People grow up, they gain experience, they learn a great deal about the world, but they do not really change all that much.  A young man of sixteen who is a privileged, mean-spirited bully whose idea of amusement is assaulting the weak and helpless tends to grow into a privileged, mean-spirited bully of an adult man whose idea of amusement is assulting the weak and helpless.  Mostly what he learns in life is how to conceal his character more successfully, so that it is not quite so obvious what a despicable coward he is.

Romney is learning, as many have before him, that a run for the presidency is a very bad way of concealing one's faults.

5 comments:

Andrew Lionel Blais said...

Exactly.

Anthony said...

Character in this sense is an entirely appropriate consideration for a nation leader, in my opinion.

d. tovar said...

Thanks very much for this post and especially the Heraclitus quote, but I believe that the citation is incorrect. Unless there are different ways of numbering the fragments, the fragment is number 119.

http://www.heraclitusfragments.com/files/ge.html
(and on the Thesaurus Linguae Graecae, if you have access)

Thanks again!

Robert Paul Wolff said...

D. Tovar, I am outed! I do not read Greek and I do not own a volume with the Fragments in it. I trusted to the Web. That will show me.

Leslie Lim said...

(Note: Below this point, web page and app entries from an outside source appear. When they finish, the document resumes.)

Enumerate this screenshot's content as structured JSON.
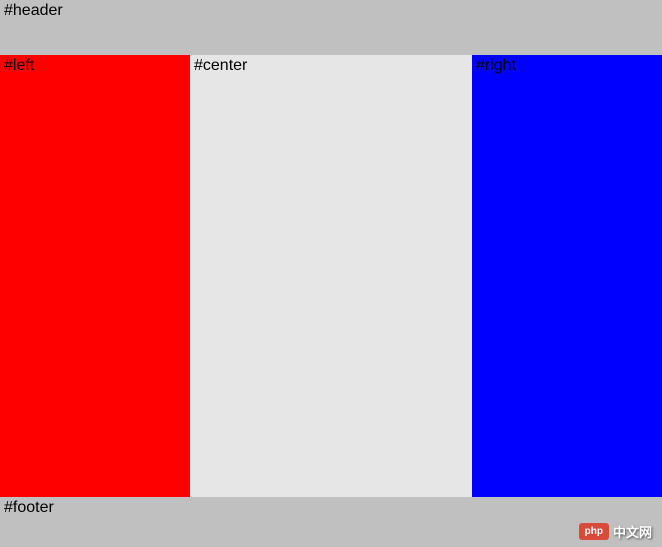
{
  "header": {
    "label": "#header"
  },
  "left": {
    "label": "#left",
    "color": "#ff0000"
  },
  "center": {
    "label": "#center",
    "color": "#e6e6e6"
  },
  "right": {
    "label": "#right",
    "color": "#0000ff"
  },
  "footer": {
    "label": "#footer"
  },
  "watermark": {
    "badge": "php",
    "text": "中文网"
  }
}
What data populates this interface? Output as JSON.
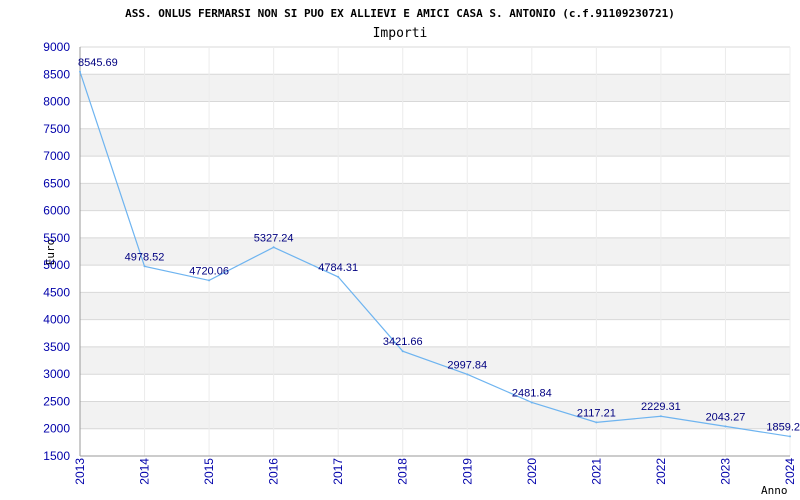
{
  "chart_data": {
    "type": "line",
    "title": "ASS. ONLUS FERMARSI NON SI PUO EX ALLIEVI E AMICI CASA S. ANTONIO (c.f.91109230721)",
    "subtitle": "Importi",
    "xlabel": "Anno",
    "ylabel": "Euro",
    "x": [
      "2013",
      "2014",
      "2015",
      "2016",
      "2017",
      "2018",
      "2019",
      "2020",
      "2021",
      "2022",
      "2023",
      "2024"
    ],
    "y": [
      8545.69,
      4978.52,
      4720.06,
      5327.24,
      4784.31,
      3421.66,
      2997.84,
      2481.84,
      2117.21,
      2229.31,
      2043.27,
      1859.2
    ],
    "data_labels": [
      "8545.69",
      "4978.52",
      "4720.06",
      "5327.24",
      "4784.31",
      "3421.66",
      "2997.84",
      "2481.84",
      "2117.21",
      "2229.31",
      "2043.27",
      "1859.2"
    ],
    "ylim": [
      1500,
      9000
    ],
    "yticks": [
      "1500",
      "2000",
      "2500",
      "3000",
      "3500",
      "4000",
      "4500",
      "5000",
      "5500",
      "6000",
      "6500",
      "7000",
      "7500",
      "8000",
      "8500",
      "9000"
    ],
    "grid": true,
    "line_color": "#6eb4f0",
    "band_color": "#f2f2f2",
    "tick_color": "#0000aa",
    "label_color": "#000080"
  }
}
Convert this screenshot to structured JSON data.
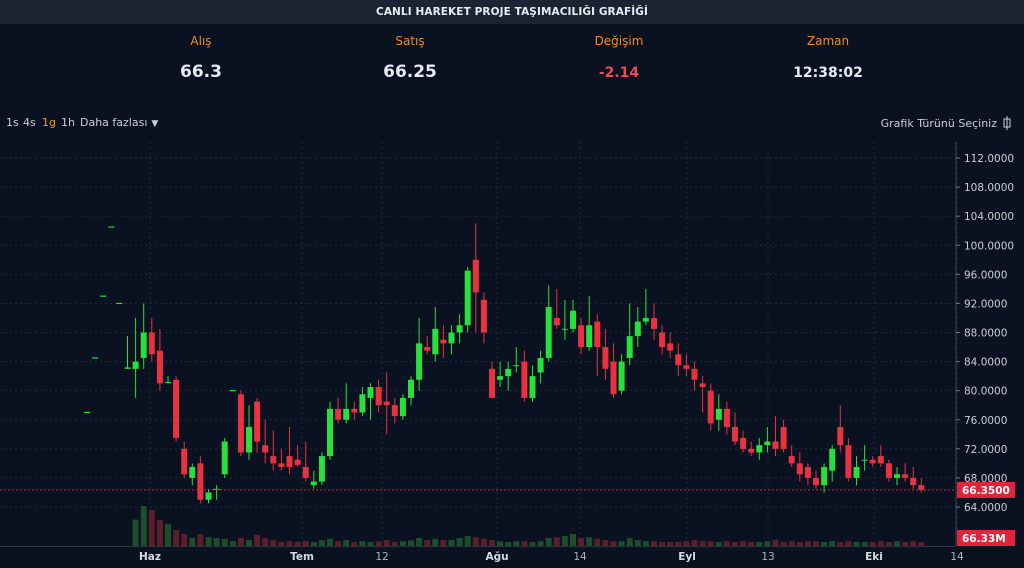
{
  "header": {
    "title": "CANLI HAREKET PROJE TAŞIMACILIĞI GRAFİĞİ"
  },
  "quote": {
    "bid_label": "Alış",
    "bid_value": "66.3",
    "ask_label": "Satış",
    "ask_value": "66.25",
    "change_label": "Değişim",
    "change_value": "-2.14",
    "time_label": "Zaman",
    "time_value": "12:38:02"
  },
  "toolbar": {
    "timeframes": [
      "1s",
      "4s",
      "1g",
      "1h"
    ],
    "active_timeframe": "1g",
    "more_label": "Daha fazlası",
    "chart_type_label": "Grafik Türünü Seçiniz"
  },
  "colors": {
    "up": "#27e03a",
    "down": "#e8323f",
    "accent": "#f08c24",
    "last_price_bg": "#e0243a"
  },
  "icons": {
    "more": "chevron-down-icon",
    "chart_type": "candlestick-icon"
  },
  "chart_data": {
    "type": "candlestick",
    "y_ticks": [
      "112.0000",
      "108.0000",
      "104.0000",
      "100.0000",
      "96.0000",
      "92.0000",
      "88.0000",
      "84.0000",
      "80.0000",
      "76.0000",
      "72.0000",
      "68.0000",
      "64.0000"
    ],
    "ylim": [
      62,
      114
    ],
    "x_ticks": [
      "Haz",
      "Tem",
      "12",
      "Ağu",
      "14",
      "Eyl",
      "13",
      "Eki",
      "14"
    ],
    "last_price_label": "66.3500",
    "last_price": 66.35,
    "volume_label": "66.33M",
    "grid": true,
    "candles": [
      [
        77.0,
        77.0,
        77.0,
        77.0
      ],
      [
        84.5,
        84.5,
        84.5,
        84.5
      ],
      [
        93.0,
        93.0,
        93.0,
        93.0
      ],
      [
        102.5,
        102.5,
        102.5,
        102.5
      ],
      [
        92.0,
        92.0,
        92.0,
        92.0
      ],
      [
        83.0,
        87.5,
        83.0,
        83.2
      ],
      [
        83.0,
        90.0,
        79.0,
        84.0
      ],
      [
        84.5,
        92.0,
        83.0,
        88.0
      ],
      [
        88.0,
        90.0,
        84.0,
        85.0
      ],
      [
        85.5,
        88.5,
        80.0,
        81.0
      ],
      [
        81.2,
        82.0,
        81.0,
        81.2
      ],
      [
        81.5,
        82.0,
        73.0,
        73.5
      ],
      [
        72.0,
        73.0,
        68.0,
        68.5
      ],
      [
        68.0,
        70.0,
        67.0,
        69.5
      ],
      [
        70.0,
        71.0,
        64.5,
        65.0
      ],
      [
        65.0,
        66.5,
        64.5,
        66.0
      ],
      [
        66.5,
        67.0,
        65.0,
        66.5
      ],
      [
        68.5,
        73.5,
        68.0,
        73.0
      ],
      [
        80.0,
        80.0,
        80.0,
        80.0
      ],
      [
        79.5,
        80.0,
        71.0,
        71.5
      ],
      [
        71.5,
        78.0,
        70.5,
        75.0
      ],
      [
        78.5,
        79.0,
        71.5,
        73.0
      ],
      [
        72.5,
        76.0,
        70.0,
        71.5
      ],
      [
        71.0,
        74.5,
        69.0,
        70.0
      ],
      [
        70.0,
        72.0,
        69.0,
        69.5
      ],
      [
        71.0,
        75.0,
        68.5,
        69.5
      ],
      [
        70.5,
        72.5,
        69.5,
        69.8
      ],
      [
        69.5,
        73.0,
        67.5,
        68.0
      ],
      [
        67.0,
        69.0,
        66.5,
        67.5
      ],
      [
        67.5,
        71.5,
        67.0,
        71.0
      ],
      [
        71.0,
        78.5,
        70.5,
        77.5
      ],
      [
        77.5,
        79.0,
        75.5,
        76.0
      ],
      [
        76.0,
        81.0,
        75.5,
        77.5
      ],
      [
        77.5,
        78.5,
        76.0,
        77.0
      ],
      [
        77.0,
        80.5,
        76.5,
        79.5
      ],
      [
        79.0,
        81.0,
        76.0,
        80.5
      ],
      [
        80.5,
        81.5,
        77.0,
        78.0
      ],
      [
        78.5,
        82.5,
        74.0,
        78.0
      ],
      [
        78.0,
        79.0,
        75.5,
        76.5
      ],
      [
        76.5,
        79.5,
        76.0,
        79.0
      ],
      [
        79.0,
        82.0,
        78.0,
        81.5
      ],
      [
        81.5,
        90.0,
        80.0,
        86.5
      ],
      [
        86.0,
        87.5,
        85.0,
        85.5
      ],
      [
        85.0,
        91.5,
        84.0,
        88.5
      ],
      [
        87.0,
        89.0,
        84.5,
        86.5
      ],
      [
        86.5,
        89.0,
        85.0,
        88.0
      ],
      [
        88.0,
        90.5,
        86.5,
        89.0
      ],
      [
        89.0,
        97.0,
        88.0,
        96.5
      ],
      [
        98.0,
        103.0,
        88.0,
        93.5
      ],
      [
        92.5,
        93.5,
        86.5,
        88.0
      ],
      [
        83.0,
        84.0,
        79.0,
        79.0
      ],
      [
        81.5,
        84.0,
        80.5,
        82.0
      ],
      [
        82.0,
        84.0,
        80.0,
        83.0
      ],
      [
        83.5,
        86.0,
        82.5,
        83.5
      ],
      [
        84.0,
        85.5,
        78.5,
        79.0
      ],
      [
        79.0,
        83.5,
        78.5,
        82.0
      ],
      [
        82.5,
        85.5,
        81.0,
        84.5
      ],
      [
        84.5,
        94.5,
        84.0,
        91.5
      ],
      [
        90.0,
        94.0,
        88.5,
        89.0
      ],
      [
        88.5,
        92.5,
        87.0,
        88.5
      ],
      [
        88.5,
        92.5,
        88.0,
        91.0
      ],
      [
        89.0,
        90.0,
        85.0,
        86.0
      ],
      [
        86.0,
        93.0,
        85.5,
        89.0
      ],
      [
        89.5,
        90.5,
        82.0,
        86.0
      ],
      [
        86.0,
        88.5,
        81.5,
        83.0
      ],
      [
        84.0,
        86.5,
        79.0,
        79.5
      ],
      [
        80.0,
        85.0,
        79.5,
        84.0
      ],
      [
        84.5,
        92.0,
        83.5,
        87.5
      ],
      [
        87.5,
        91.5,
        86.0,
        89.5
      ],
      [
        89.5,
        94.0,
        89.0,
        90.0
      ],
      [
        90.0,
        92.0,
        87.0,
        88.5
      ],
      [
        88.0,
        89.0,
        85.0,
        86.0
      ],
      [
        86.5,
        88.0,
        84.5,
        85.5
      ],
      [
        85.0,
        86.5,
        82.0,
        83.5
      ],
      [
        83.5,
        85.0,
        82.0,
        83.0
      ],
      [
        83.0,
        84.0,
        80.0,
        81.5
      ],
      [
        81.0,
        82.0,
        77.0,
        80.5
      ],
      [
        80.0,
        81.0,
        74.5,
        75.5
      ],
      [
        76.0,
        79.5,
        74.5,
        77.5
      ],
      [
        77.5,
        78.5,
        74.0,
        75.0
      ],
      [
        75.0,
        77.0,
        72.5,
        73.0
      ],
      [
        73.5,
        74.5,
        71.5,
        72.0
      ],
      [
        72.0,
        73.0,
        71.0,
        71.5
      ],
      [
        71.5,
        73.5,
        70.5,
        72.5
      ],
      [
        72.5,
        75.0,
        71.5,
        73.0
      ],
      [
        73.0,
        76.5,
        71.0,
        72.0
      ],
      [
        75.0,
        76.0,
        71.5,
        72.0
      ],
      [
        71.0,
        72.5,
        69.5,
        70.0
      ],
      [
        70.0,
        71.5,
        67.5,
        68.5
      ],
      [
        69.5,
        70.0,
        67.0,
        68.0
      ],
      [
        68.0,
        69.0,
        66.5,
        67.0
      ],
      [
        67.0,
        70.0,
        66.0,
        69.5
      ],
      [
        69.0,
        72.5,
        67.5,
        72.0
      ],
      [
        75.0,
        78.0,
        71.5,
        72.5
      ],
      [
        72.5,
        73.5,
        67.5,
        68.0
      ],
      [
        68.0,
        71.0,
        67.0,
        69.5
      ],
      [
        70.5,
        72.5,
        69.0,
        70.5
      ],
      [
        70.5,
        71.0,
        69.5,
        70.0
      ],
      [
        71.0,
        72.5,
        69.5,
        70.0
      ],
      [
        70.0,
        70.5,
        67.5,
        68.0
      ],
      [
        68.0,
        69.5,
        67.0,
        68.5
      ],
      [
        68.5,
        70.0,
        67.5,
        68.0
      ],
      [
        68.0,
        69.5,
        66.5,
        67.0
      ],
      [
        67.0,
        68.0,
        66.0,
        66.35
      ]
    ],
    "volume": [
      0,
      0,
      0,
      0,
      0,
      0.0,
      0.66,
      1.0,
      0.9,
      0.65,
      0.55,
      0.4,
      0.3,
      0.2,
      0.3,
      0.22,
      0.2,
      0.18,
      0.12,
      0.2,
      0.15,
      0.28,
      0.2,
      0.15,
      0.1,
      0.12,
      0.1,
      0.12,
      0.1,
      0.15,
      0.18,
      0.12,
      0.15,
      0.1,
      0.12,
      0.1,
      0.12,
      0.15,
      0.1,
      0.12,
      0.14,
      0.2,
      0.15,
      0.18,
      0.15,
      0.15,
      0.2,
      0.25,
      0.22,
      0.18,
      0.15,
      0.12,
      0.1,
      0.12,
      0.12,
      0.1,
      0.12,
      0.2,
      0.22,
      0.25,
      0.3,
      0.2,
      0.22,
      0.18,
      0.15,
      0.12,
      0.12,
      0.2,
      0.15,
      0.12,
      0.12,
      0.1,
      0.1,
      0.1,
      0.12,
      0.15,
      0.12,
      0.12,
      0.1,
      0.12,
      0.1,
      0.12,
      0.1,
      0.1,
      0.12,
      0.15,
      0.1,
      0.12,
      0.1,
      0.12,
      0.12,
      0.1,
      0.12,
      0.1,
      0.12,
      0.1,
      0.1,
      0.1,
      0.12,
      0.1,
      0.12,
      0.1,
      0.12,
      0.1,
      0.14
    ]
  }
}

I love this post, and I was absolutely thrilled to see the other links that you published that go along with this topic. Thank you for sharing your thoughts. I am happy to be a new follower. :)

Count
www.imarksweb.org